Lottery benefit - The first example relates to the story I was sharing in the talk, which was when we removed a favorite employee benefit. The benefit was a lottery, where ten employee names were randomly selected each month, receiving anywhere from £1,000 - £100. Sound like fun, it was! The ‘why’ for the change, which was removing the benefit, was that in reviewing all benefits against the newly established reward principles, it was decided that a lottery did not align with any of them. With new principles of fairness, balance and choice to name a few, rewarding luck was not amongst them. So, goodbye to this benefit.

Recognition award - The second example relates to a change made in a client’s recognition program, which began as a monthly award given to ten employees selected from those nominated. When I asked them for their ‘why,’ they explained that it was put in place as a way to encourage employees to recognize one another for the great work they were doing. With the ‘why’ in mind, we changed the program from having a set number of award winners to being open-ended. Thus, if five people each month met the criteria there were five winners, if 20 people met the criteria there were 20 winners, and so on. By making this change it better aligned with their why of encouraging recognition, not having unnecessary constraints in place.

#2 - Use 'why' to communicate and explain the change

The second way is by using ‘why’ to communicate and explain the change. Too often we either withhold the truth or don’t share the whole story, the entire ‘why’ when we communicate change to our employees. By doing this, by not sharing the rationale, we risk them not fully understanding, buying into, and trusting the change.

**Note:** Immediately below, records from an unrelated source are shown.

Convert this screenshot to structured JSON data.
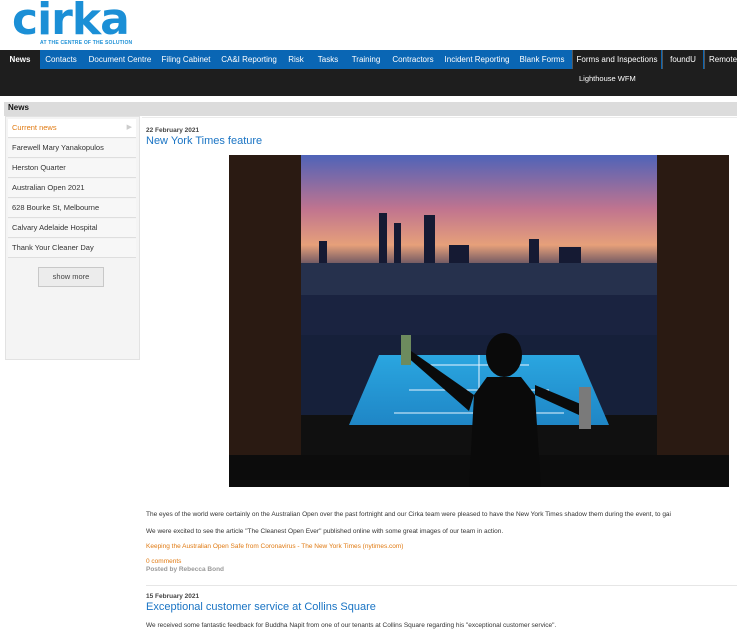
{
  "brand": {
    "logo_text": "cirka",
    "tagline": "AT THE CENTRE OF THE SOLUTION",
    "color": "#1b8fd6"
  },
  "nav": {
    "items": [
      {
        "label": "News"
      },
      {
        "label": "Contacts"
      },
      {
        "label": "Document Centre"
      },
      {
        "label": "Filing Cabinet"
      },
      {
        "label": "CA&I Reporting"
      },
      {
        "label": "Risk"
      },
      {
        "label": "Tasks"
      },
      {
        "label": "Training"
      },
      {
        "label": "Contractors"
      },
      {
        "label": "Incident Reporting"
      },
      {
        "label": "Blank Forms"
      },
      {
        "label": "Forms and Inspections"
      },
      {
        "label": "foundU"
      },
      {
        "label": "Remote"
      }
    ],
    "sub_items": [
      {
        "label": "Lighthouse WFM"
      }
    ],
    "colors": {
      "bar": "#0a66b4",
      "dark": "#1e1e1e"
    }
  },
  "section": {
    "title": "News"
  },
  "sidebar": {
    "items": [
      {
        "label": "Current news"
      },
      {
        "label": "Farewell Mary Yanakopulos"
      },
      {
        "label": "Herston Quarter"
      },
      {
        "label": "Australian Open 2021"
      },
      {
        "label": "628 Bourke St, Melbourne"
      },
      {
        "label": "Calvary Adelaide Hospital"
      },
      {
        "label": "Thank Your Cleaner Day"
      }
    ],
    "show_more": "show more"
  },
  "articles": [
    {
      "date": "22 February 2021",
      "title": "New York Times feature",
      "paragraphs": [
        "The eyes of the world were certainly on the Australian Open over the past fortnight and our Cirka team were pleased to have the New York Times shadow them during the event, to gai",
        "We were excited to see the article \"The Cleanest Open Ever\" published online with some great images of our team in action."
      ],
      "link": "Keeping the Australian Open Safe from Coronavirus - The New York Times (nytimes.com)",
      "comments": "0 comments",
      "posted_by": "Posted by Rebecca Bond"
    },
    {
      "date": "15 February 2021",
      "title": "Exceptional customer service at Collins Square",
      "paragraphs": [
        "We received some fantastic feedback for Buddha Napit from one of our tenants at Collins Square regarding his \"exceptional customer service\"."
      ]
    }
  ],
  "accent_colors": {
    "link": "#1a74c4",
    "orange": "#e07a12"
  }
}
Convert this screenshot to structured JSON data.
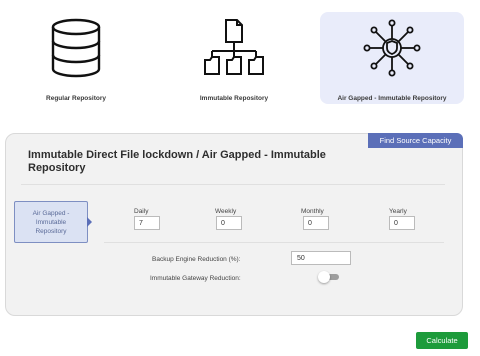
{
  "repositories": {
    "regular": {
      "label": "Regular Repository",
      "icon": "database-icon"
    },
    "immutable": {
      "label": "Immutable Repository",
      "icon": "folder-hierarchy-icon"
    },
    "airgap": {
      "label": "Air Gapped - Immutable Repository",
      "icon": "shield-network-icon",
      "selected": true
    }
  },
  "panel": {
    "title": "Immutable Direct File lockdown / Air Gapped - Immutable Repository",
    "find_button": "Find Source Capacity",
    "side_tab": "Air Gapped - Immutable Repository",
    "retention": [
      {
        "label": "Daily",
        "value": "7"
      },
      {
        "label": "Weekly",
        "value": "0"
      },
      {
        "label": "Monthly",
        "value": "0"
      },
      {
        "label": "Yearly",
        "value": "0"
      }
    ],
    "backup_reduction_label": "Backup Engine Reduction (%):",
    "backup_reduction_value": "50",
    "gateway_reduction_label": "Immutable Gateway Reduction:",
    "gateway_reduction_enabled": false
  },
  "actions": {
    "calculate": "Calculate"
  },
  "colors": {
    "accent": "#5b6fb8",
    "selected_card": "#e9ecfa",
    "calculate": "#1d9b3b"
  }
}
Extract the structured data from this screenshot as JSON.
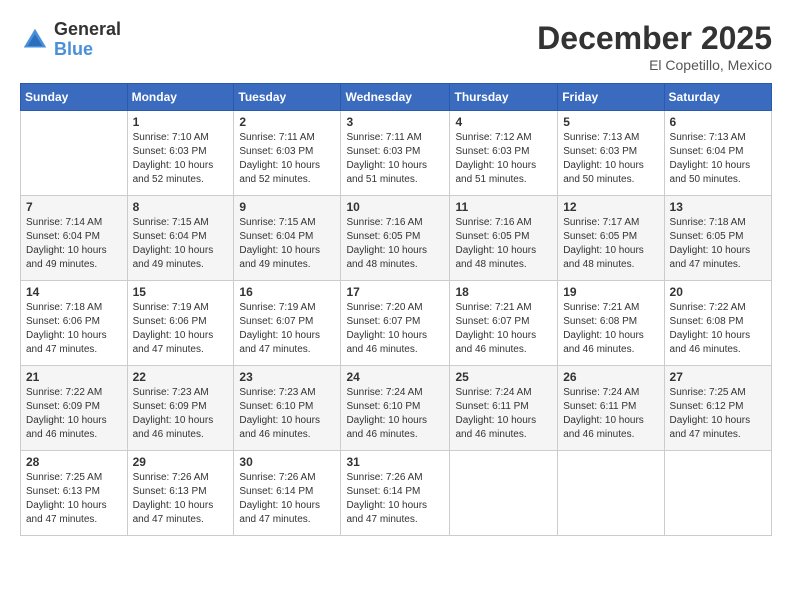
{
  "logo": {
    "general": "General",
    "blue": "Blue"
  },
  "title": "December 2025",
  "location": "El Copetillo, Mexico",
  "days_of_week": [
    "Sunday",
    "Monday",
    "Tuesday",
    "Wednesday",
    "Thursday",
    "Friday",
    "Saturday"
  ],
  "weeks": [
    [
      {
        "day": "",
        "info": ""
      },
      {
        "day": "1",
        "info": "Sunrise: 7:10 AM\nSunset: 6:03 PM\nDaylight: 10 hours\nand 52 minutes."
      },
      {
        "day": "2",
        "info": "Sunrise: 7:11 AM\nSunset: 6:03 PM\nDaylight: 10 hours\nand 52 minutes."
      },
      {
        "day": "3",
        "info": "Sunrise: 7:11 AM\nSunset: 6:03 PM\nDaylight: 10 hours\nand 51 minutes."
      },
      {
        "day": "4",
        "info": "Sunrise: 7:12 AM\nSunset: 6:03 PM\nDaylight: 10 hours\nand 51 minutes."
      },
      {
        "day": "5",
        "info": "Sunrise: 7:13 AM\nSunset: 6:03 PM\nDaylight: 10 hours\nand 50 minutes."
      },
      {
        "day": "6",
        "info": "Sunrise: 7:13 AM\nSunset: 6:04 PM\nDaylight: 10 hours\nand 50 minutes."
      }
    ],
    [
      {
        "day": "7",
        "info": "Sunrise: 7:14 AM\nSunset: 6:04 PM\nDaylight: 10 hours\nand 49 minutes."
      },
      {
        "day": "8",
        "info": "Sunrise: 7:15 AM\nSunset: 6:04 PM\nDaylight: 10 hours\nand 49 minutes."
      },
      {
        "day": "9",
        "info": "Sunrise: 7:15 AM\nSunset: 6:04 PM\nDaylight: 10 hours\nand 49 minutes."
      },
      {
        "day": "10",
        "info": "Sunrise: 7:16 AM\nSunset: 6:05 PM\nDaylight: 10 hours\nand 48 minutes."
      },
      {
        "day": "11",
        "info": "Sunrise: 7:16 AM\nSunset: 6:05 PM\nDaylight: 10 hours\nand 48 minutes."
      },
      {
        "day": "12",
        "info": "Sunrise: 7:17 AM\nSunset: 6:05 PM\nDaylight: 10 hours\nand 48 minutes."
      },
      {
        "day": "13",
        "info": "Sunrise: 7:18 AM\nSunset: 6:05 PM\nDaylight: 10 hours\nand 47 minutes."
      }
    ],
    [
      {
        "day": "14",
        "info": "Sunrise: 7:18 AM\nSunset: 6:06 PM\nDaylight: 10 hours\nand 47 minutes."
      },
      {
        "day": "15",
        "info": "Sunrise: 7:19 AM\nSunset: 6:06 PM\nDaylight: 10 hours\nand 47 minutes."
      },
      {
        "day": "16",
        "info": "Sunrise: 7:19 AM\nSunset: 6:07 PM\nDaylight: 10 hours\nand 47 minutes."
      },
      {
        "day": "17",
        "info": "Sunrise: 7:20 AM\nSunset: 6:07 PM\nDaylight: 10 hours\nand 46 minutes."
      },
      {
        "day": "18",
        "info": "Sunrise: 7:21 AM\nSunset: 6:07 PM\nDaylight: 10 hours\nand 46 minutes."
      },
      {
        "day": "19",
        "info": "Sunrise: 7:21 AM\nSunset: 6:08 PM\nDaylight: 10 hours\nand 46 minutes."
      },
      {
        "day": "20",
        "info": "Sunrise: 7:22 AM\nSunset: 6:08 PM\nDaylight: 10 hours\nand 46 minutes."
      }
    ],
    [
      {
        "day": "21",
        "info": "Sunrise: 7:22 AM\nSunset: 6:09 PM\nDaylight: 10 hours\nand 46 minutes."
      },
      {
        "day": "22",
        "info": "Sunrise: 7:23 AM\nSunset: 6:09 PM\nDaylight: 10 hours\nand 46 minutes."
      },
      {
        "day": "23",
        "info": "Sunrise: 7:23 AM\nSunset: 6:10 PM\nDaylight: 10 hours\nand 46 minutes."
      },
      {
        "day": "24",
        "info": "Sunrise: 7:24 AM\nSunset: 6:10 PM\nDaylight: 10 hours\nand 46 minutes."
      },
      {
        "day": "25",
        "info": "Sunrise: 7:24 AM\nSunset: 6:11 PM\nDaylight: 10 hours\nand 46 minutes."
      },
      {
        "day": "26",
        "info": "Sunrise: 7:24 AM\nSunset: 6:11 PM\nDaylight: 10 hours\nand 46 minutes."
      },
      {
        "day": "27",
        "info": "Sunrise: 7:25 AM\nSunset: 6:12 PM\nDaylight: 10 hours\nand 47 minutes."
      }
    ],
    [
      {
        "day": "28",
        "info": "Sunrise: 7:25 AM\nSunset: 6:13 PM\nDaylight: 10 hours\nand 47 minutes."
      },
      {
        "day": "29",
        "info": "Sunrise: 7:26 AM\nSunset: 6:13 PM\nDaylight: 10 hours\nand 47 minutes."
      },
      {
        "day": "30",
        "info": "Sunrise: 7:26 AM\nSunset: 6:14 PM\nDaylight: 10 hours\nand 47 minutes."
      },
      {
        "day": "31",
        "info": "Sunrise: 7:26 AM\nSunset: 6:14 PM\nDaylight: 10 hours\nand 47 minutes."
      },
      {
        "day": "",
        "info": ""
      },
      {
        "day": "",
        "info": ""
      },
      {
        "day": "",
        "info": ""
      }
    ]
  ]
}
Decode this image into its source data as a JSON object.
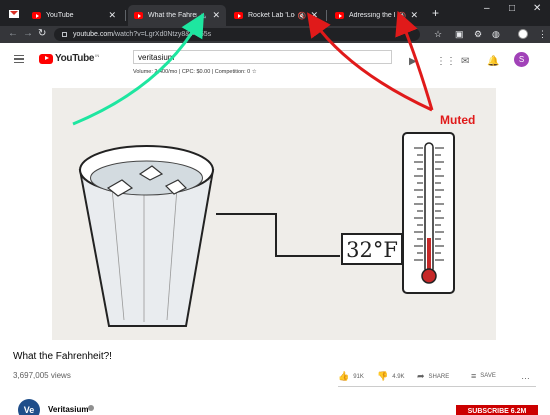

“Your employees deserve to hear the truth. And if you don’t tell them it, trust me, they’ll create their own version of the truth . .. . which is often worse than the actual truth!”

Going back to my example of removing the lottery benefit, this is exactly what we did. We took them on the journey of creating our reward principles, using them to review our benefits, and the ultimate decision to remove the benefit. By doing this, they understood and bought into the change. In fact, many came up to us afterwards to thank us for our honesty and thorough communications approach, and said that had they been in our shoes they would have made the same decision. Perfect, just what we were aiming for!

Let me end by encouraging you to bring out your ‘why’ in these two ways the next time you develop and deliver change. Use it as your starting point and your focus, and the change will end up being more meaningful, effective and engaging.


If you'd like to read more on this topic, here's a blog I wrote explaining how a company communicated change to their employees:


bottom of page